__WHAT THE TASK ASKS__
While copying the entries exactly, leave out each picture they contain.

**** RECORDS PROVIDED ****

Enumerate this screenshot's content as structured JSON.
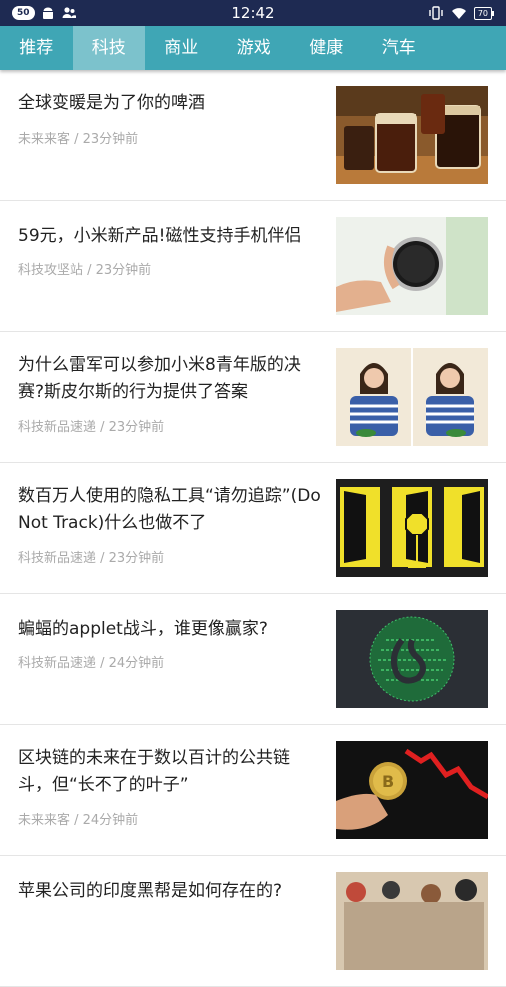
{
  "status": {
    "badge": "50",
    "time": "12:42",
    "battery": "70",
    "icons": [
      "android-icon",
      "users-icon",
      "vibrate-icon",
      "wifi-icon",
      "battery-icon"
    ]
  },
  "tabs": [
    {
      "label": "推荐",
      "active": false
    },
    {
      "label": "科技",
      "active": true
    },
    {
      "label": "商业",
      "active": false
    },
    {
      "label": "游戏",
      "active": false
    },
    {
      "label": "健康",
      "active": false
    },
    {
      "label": "汽车",
      "active": false
    }
  ],
  "articles": [
    {
      "title": "全球变暖是为了你的啤酒",
      "source": "未来来客 / 23分钟前",
      "image": "beer-glasses"
    },
    {
      "title": "59元，小米新产品!磁性支持手机伴侣",
      "source": "科技攻坚站 / 23分钟前",
      "image": "magnetic-device"
    },
    {
      "title": "为什么雷军可以参加小米8青年版的决赛?斯皮尔斯的行为提供了答案",
      "source": "科技新品速递 / 23分钟前",
      "image": "woman-photos"
    },
    {
      "title": "数百万人使用的隐私工具“请勿追踪”(Do Not Track)什么也做不了",
      "source": "科技新品速递 / 23分钟前",
      "image": "open-doors"
    },
    {
      "title": "蝙蝠的applet战斗，谁更像赢家?",
      "source": "科技新品速递 / 24分钟前",
      "image": "code-globe"
    },
    {
      "title": "区块链的未来在于数以百计的公共链斗，但“长不了的叶子”",
      "source": "未来来客 / 24分钟前",
      "image": "bitcoin-hand"
    },
    {
      "title": "苹果公司的印度黑帮是如何存在的?",
      "source": "",
      "image": "store-crowd"
    }
  ],
  "colors": {
    "status_bar": "#1e2a52",
    "tab_bar": "#3fa6b5",
    "tab_active": "#7cc2cc"
  }
}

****

__TASK RESULT__
Enumerate this screenshot's content as structured JSON.
{
  "status": {
    "badge": "50",
    "time": "12:42",
    "battery": "70",
    "icons": [
      "android-icon",
      "users-icon",
      "vibrate-icon",
      "wifi-icon",
      "battery-icon"
    ]
  },
  "tabs": [
    {
      "label": "推荐",
      "active": false
    },
    {
      "label": "科技",
      "active": true
    },
    {
      "label": "商业",
      "active": false
    },
    {
      "label": "游戏",
      "active": false
    },
    {
      "label": "健康",
      "active": false
    },
    {
      "label": "汽车",
      "active": false
    }
  ],
  "articles": [
    {
      "title": "全球变暖是为了你的啤酒",
      "source": "未来来客 / 23分钟前",
      "image": "beer-glasses"
    },
    {
      "title": "59元，小米新产品!磁性支持手机伴侣",
      "source": "科技攻坚站 / 23分钟前",
      "image": "magnetic-device"
    },
    {
      "title": "为什么雷军可以参加小米8青年版的决赛?斯皮尔斯的行为提供了答案",
      "source": "科技新品速递 / 23分钟前",
      "image": "woman-photos"
    },
    {
      "title": "数百万人使用的隐私工具“请勿追踪”(Do Not Track)什么也做不了",
      "source": "科技新品速递 / 23分钟前",
      "image": "open-doors"
    },
    {
      "title": "蝙蝠的applet战斗，谁更像赢家?",
      "source": "科技新品速递 / 24分钟前",
      "image": "code-globe"
    },
    {
      "title": "区块链的未来在于数以百计的公共链斗，但“长不了的叶子”",
      "source": "未来来客 / 24分钟前",
      "image": "bitcoin-hand"
    },
    {
      "title": "苹果公司的印度黑帮是如何存在的?",
      "source": "",
      "image": "store-crowd"
    }
  ],
  "colors": {
    "status_bar": "#1e2a52",
    "tab_bar": "#3fa6b5",
    "tab_active": "#7cc2cc"
  }
}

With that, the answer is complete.